The more I learn, the better things go with my horses. But I can’t help but think back on some of the ways I worked with my horses, some of the big things I missed, some of the ways I failed them. I feel guilty.
It’s something I hear a lot while teaching: “I just didn’t know better.” It’s true, we don’t know what we don’t know.
There is nothing we can do to change the past. And just like looking back on history, we can’t judge people of the past (including ourselves) for what the did not know. We do the best we can until we know better, and then we change, adapt and do better.
I try to pay it forward to every horse and rider I see. I try to direct riders onto better habits than I had, because I know the damage those habits cause. I try to show a little more grace to people who are lost and judge them less. If they seem to be totally on the wrong path, I try to remember I used to have absolute certainty I was on the right path and it was others who were wrong. I try to show more understanding, give more time and give the benefit of the doubt to horses who seem to just be resisting, because I remember many times when I didn’t know a horse was in pain.

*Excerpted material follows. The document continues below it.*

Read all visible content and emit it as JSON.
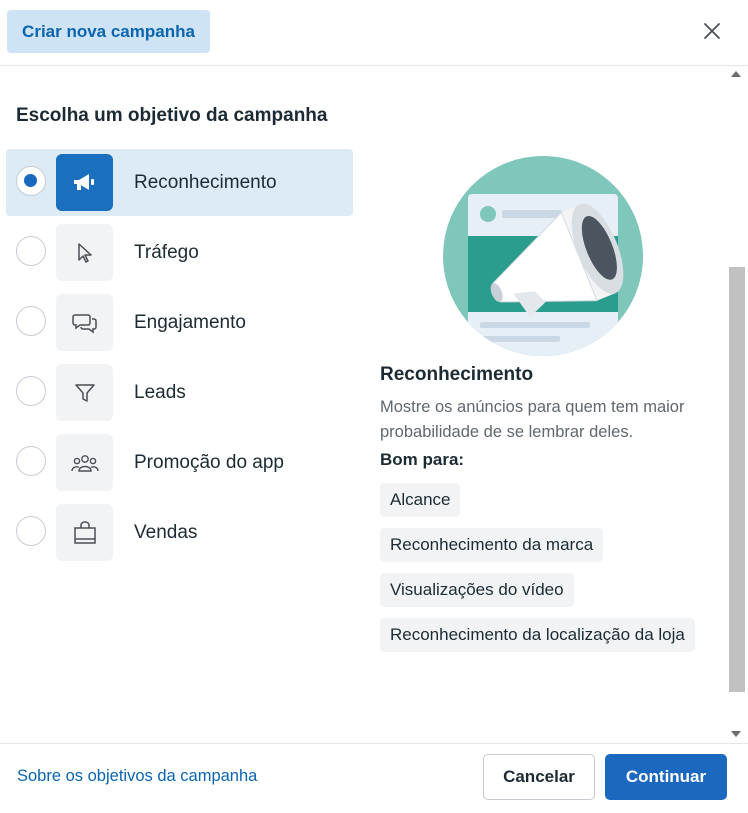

I’m not here to tell you how to feel, but I am here to tell you that you can think of guilt as a positive sign of moving forward, of being able to empathize with other horses and people, and to find a happier outlook.